Prompt: Pick out all lines of the entries that include the word "Michael" and copy them.

Data shown:
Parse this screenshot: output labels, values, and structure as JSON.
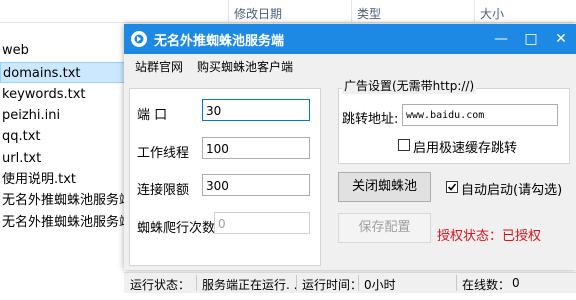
{
  "explorer": {
    "columns": [
      "修改日期",
      "类型",
      "大小"
    ],
    "files": [
      "web",
      "domains.txt",
      "keywords.txt",
      "peizhi.ini",
      "qq.txt",
      "url.txt",
      "使用说明.txt",
      "无名外推蜘蛛池服务端V",
      "无名外推蜘蛛池服务端"
    ]
  },
  "window": {
    "title": "无名外推蜘蛛池服务端",
    "controls": {
      "minimize": "—",
      "maximize": "□",
      "close": "✕"
    }
  },
  "menu": [
    "站群官网",
    "购买蜘蛛池客户端"
  ],
  "form": {
    "port": {
      "label": "端    口",
      "value": "30"
    },
    "threads": {
      "label": "工作线程",
      "value": "100"
    },
    "limit": {
      "label": "连接限额",
      "value": "300"
    },
    "crawl": {
      "label": "蜘蛛爬行次数",
      "value": "0"
    }
  },
  "ad": {
    "title": "广告设置(无需带http://)",
    "redirect_label": "跳转地址:",
    "redirect_value": "www.baidu.com",
    "cache_label": "启用极速缓存跳转"
  },
  "buttons": {
    "close_pool": "关闭蜘蛛池",
    "save_config": "保存配置",
    "autostart": "自动启动(请勾选)"
  },
  "auth_status": "授权状态：已授权",
  "statusbar": {
    "run_label": "运行状态：",
    "run_value": "服务端正在运行. .",
    "time_label": "运行时间：",
    "time_value": "0小时",
    "online_label": "在线数：",
    "online_value": "0"
  },
  "colors": {
    "titlebar": "#1e88e5",
    "auth_status": "#d4141a"
  }
}
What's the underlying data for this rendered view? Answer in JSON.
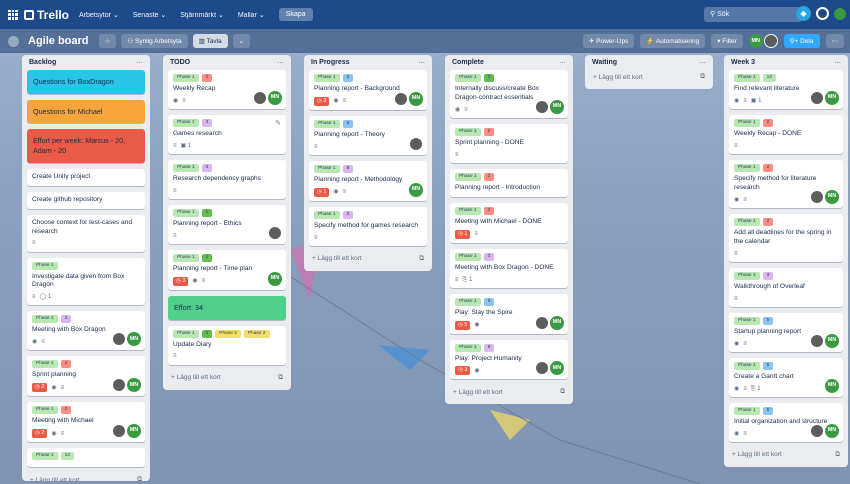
{
  "topnav": {
    "app_name": "Trello",
    "menus": [
      "Arbetsytor ⌄",
      "Senaste ⌄",
      "Stjärnmärkt ⌄",
      "Mallar ⌄"
    ],
    "create_label": "Skapa",
    "search_placeholder": "Sök"
  },
  "boardbar": {
    "title": "Agile board",
    "visibility": "Synlig Arbetsyta",
    "view": "Tavla",
    "powerups": "Power-Ups",
    "automation": "Automatisering",
    "filter": "Filter",
    "share": "Dela"
  },
  "add_card_label": "+ Lägg till ett kort",
  "colors": {
    "phase": "#b8e7b2",
    "green": "#61bd4f",
    "red": "#ff8c82",
    "blue": "#8bc4ef",
    "purple": "#d8b6ee",
    "yellow": "#f5dd6d",
    "cyan": "#29c5e6",
    "orange": "#f7a53b",
    "redcard": "#eb5a46",
    "greencard": "#4fd18b"
  },
  "lists": [
    {
      "title": "Backlog",
      "cards": [
        {
          "title": "Questions for BoxDragon",
          "bg": "cyan"
        },
        {
          "title": "Questions for Michael",
          "bg": "orange"
        },
        {
          "title": "Effort per week: Marcus - 20, Adam - 20",
          "bg": "redcard"
        },
        {
          "title": "Create Unity project"
        },
        {
          "title": "Create github repository"
        },
        {
          "title": "Choose context for test-cases and research",
          "badges": [
            "≡"
          ]
        },
        {
          "title": "Investigate data given from Box Dragon",
          "labels": [
            [
              "Phase 1",
              "phase"
            ]
          ],
          "badges": [
            "≡",
            "◯ 1"
          ]
        },
        {
          "title": "Meeting with Box Dragon",
          "labels": [
            [
              "Phase 1",
              "phase"
            ],
            [
              "3",
              "purple"
            ]
          ],
          "badges": [
            "◉",
            "≡"
          ],
          "members": true
        },
        {
          "title": "Sprint planning",
          "labels": [
            [
              "Phase 1",
              "phase"
            ],
            [
              "2",
              "red"
            ]
          ],
          "due": "◷ 2",
          "badges": [
            "◉",
            "≡"
          ],
          "members": true
        },
        {
          "title": "Meeting with Michael",
          "labels": [
            [
              "Phase 1",
              "phase"
            ],
            [
              "2",
              "red"
            ]
          ],
          "due": "◷ 2",
          "badges": [
            "◉",
            "≡"
          ],
          "members": true
        },
        {
          "title": "",
          "labels": [
            [
              "Phase 1",
              "phase"
            ],
            [
              "13",
              "phase"
            ]
          ]
        }
      ]
    },
    {
      "title": "TODO",
      "cards": [
        {
          "title": "Weekly Recap",
          "labels": [
            [
              "Phase 1",
              "phase"
            ],
            [
              "2",
              "red"
            ]
          ],
          "badges": [
            "◉",
            "≡"
          ],
          "members": true
        },
        {
          "title": "Games research",
          "labels": [
            [
              "Phase 1",
              "phase"
            ],
            [
              "3",
              "purple"
            ]
          ],
          "badges": [
            "≡",
            "▣ 1"
          ],
          "pencil": true
        },
        {
          "title": "Research dependency graphs",
          "labels": [
            [
              "Phase 1",
              "phase"
            ],
            [
              "3",
              "purple"
            ]
          ],
          "badges": [
            "≡"
          ]
        },
        {
          "title": "Planning report - Ethics",
          "labels": [
            [
              "Phase 1",
              "phase"
            ],
            [
              "1",
              "green"
            ]
          ],
          "badges": [
            "≡"
          ],
          "members": "ph"
        },
        {
          "title": "Planning report - Time plan",
          "labels": [
            [
              "Phase 1",
              "phase"
            ],
            [
              "1",
              "green"
            ]
          ],
          "due": "◷ 3",
          "badges": [
            "◉",
            "≡"
          ],
          "members": "mn"
        },
        {
          "title": "Effort: 34",
          "bg": "greencard"
        },
        {
          "title": "Update Diary",
          "labels": [
            [
              "Phase 1",
              "phase"
            ],
            [
              "1",
              "green"
            ],
            [
              "Phase 2",
              "yellow"
            ],
            [
              "Phase 2",
              "yellow"
            ]
          ],
          "badges": [
            "≡"
          ]
        }
      ]
    },
    {
      "title": "In Progress",
      "cards": [
        {
          "title": "Planning report - Background",
          "labels": [
            [
              "Phase 1",
              "phase"
            ],
            [
              "5",
              "blue"
            ]
          ],
          "due": "◷ 3",
          "badges": [
            "◉",
            "≡"
          ],
          "members": true
        },
        {
          "title": "Planning report - Theory",
          "labels": [
            [
              "Phase 1",
              "phase"
            ],
            [
              "5",
              "blue"
            ]
          ],
          "badges": [
            "≡"
          ],
          "members": "ph"
        },
        {
          "title": "Planning report - Methodology",
          "labels": [
            [
              "Phase 1",
              "phase"
            ],
            [
              "8",
              "purple"
            ]
          ],
          "due": "◷ 1",
          "badges": [
            "◉",
            "≡"
          ],
          "members": "mn"
        },
        {
          "title": "Specify method for games research",
          "labels": [
            [
              "Phase 1",
              "phase"
            ],
            [
              "3",
              "purple"
            ]
          ],
          "badges": [
            "≡"
          ]
        }
      ]
    },
    {
      "title": "Complete",
      "cards": [
        {
          "title": "Internally discuss/create Box Dragon-contract essentials",
          "labels": [
            [
              "Phase 1",
              "phase"
            ],
            [
              "1",
              "green"
            ]
          ],
          "badges": [
            "◉",
            "≡"
          ],
          "members": true
        },
        {
          "title": "Sprint planning - DONE",
          "labels": [
            [
              "Phase 1",
              "phase"
            ],
            [
              "2",
              "red"
            ]
          ],
          "badges": [
            "≡"
          ]
        },
        {
          "title": "Planning report - Introduction",
          "labels": [
            [
              "Phase 1",
              "phase"
            ],
            [
              "2",
              "red"
            ]
          ]
        },
        {
          "title": "Meeting with Michael - DONE",
          "labels": [
            [
              "Phase 1",
              "phase"
            ],
            [
              "2",
              "red"
            ]
          ],
          "due": "◷ 1",
          "badges": [
            "≡"
          ]
        },
        {
          "title": "Meeting with Box Dragon - DONE",
          "labels": [
            [
              "Phase 1",
              "phase"
            ],
            [
              "3",
              "purple"
            ]
          ],
          "badges": [
            "≡",
            "⎘ 1"
          ]
        },
        {
          "title": "Play: Slay the Spire",
          "labels": [
            [
              "Phase 1",
              "phase"
            ],
            [
              "5",
              "blue"
            ]
          ],
          "due": "◷ 5",
          "badges": [
            "◉"
          ],
          "members": true
        },
        {
          "title": "Play: Project Humanity",
          "labels": [
            [
              "Phase 1",
              "phase"
            ],
            [
              "8",
              "purple"
            ]
          ],
          "due": "◷ 3",
          "badges": [
            "◉"
          ],
          "members": true
        }
      ]
    },
    {
      "title": "Waiting",
      "cards": []
    },
    {
      "title": "Week 3",
      "cards": [
        {
          "title": "Find relevant literature",
          "labels": [
            [
              "Phase 1",
              "phase"
            ],
            [
              "13",
              "phase"
            ]
          ],
          "badges": [
            "◉",
            "≡",
            "▣ 1"
          ],
          "members": true
        },
        {
          "title": "Weekly Recap - DONE",
          "labels": [
            [
              "Phase 1",
              "phase"
            ],
            [
              "2",
              "red"
            ]
          ],
          "badges": [
            "≡"
          ]
        },
        {
          "title": "Specify method for literature research",
          "labels": [
            [
              "Phase 1",
              "phase"
            ],
            [
              "2",
              "red"
            ]
          ],
          "badges": [
            "◉",
            "≡"
          ],
          "members": true
        },
        {
          "title": "Add all deadlines for the spring in the calendar",
          "labels": [
            [
              "Phase 1",
              "phase"
            ],
            [
              "2",
              "red"
            ]
          ],
          "badges": [
            "≡"
          ]
        },
        {
          "title": "Walkthrough of Overleaf",
          "labels": [
            [
              "Phase 1",
              "phase"
            ],
            [
              "3",
              "purple"
            ]
          ],
          "badges": [
            "≡"
          ]
        },
        {
          "title": "Startup planning report",
          "labels": [
            [
              "Phase 1",
              "phase"
            ],
            [
              "5",
              "blue"
            ]
          ],
          "badges": [
            "◉",
            "≡"
          ],
          "members": true
        },
        {
          "title": "Create a Gantt chart",
          "labels": [
            [
              "Phase 1",
              "phase"
            ],
            [
              "5",
              "blue"
            ]
          ],
          "badges": [
            "◉",
            "≡",
            "⎘ 1"
          ],
          "members": "mn"
        },
        {
          "title": "Initial organization and structure",
          "labels": [
            [
              "Phase 1",
              "phase"
            ],
            [
              "5",
              "blue"
            ]
          ],
          "badges": [
            "◉",
            "≡"
          ],
          "members": true
        }
      ]
    }
  ]
}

Output:
          "title": "Questions for Michael",
          "title": "Meeting with Michael",
          "title": "Meeting with Michael - DONE",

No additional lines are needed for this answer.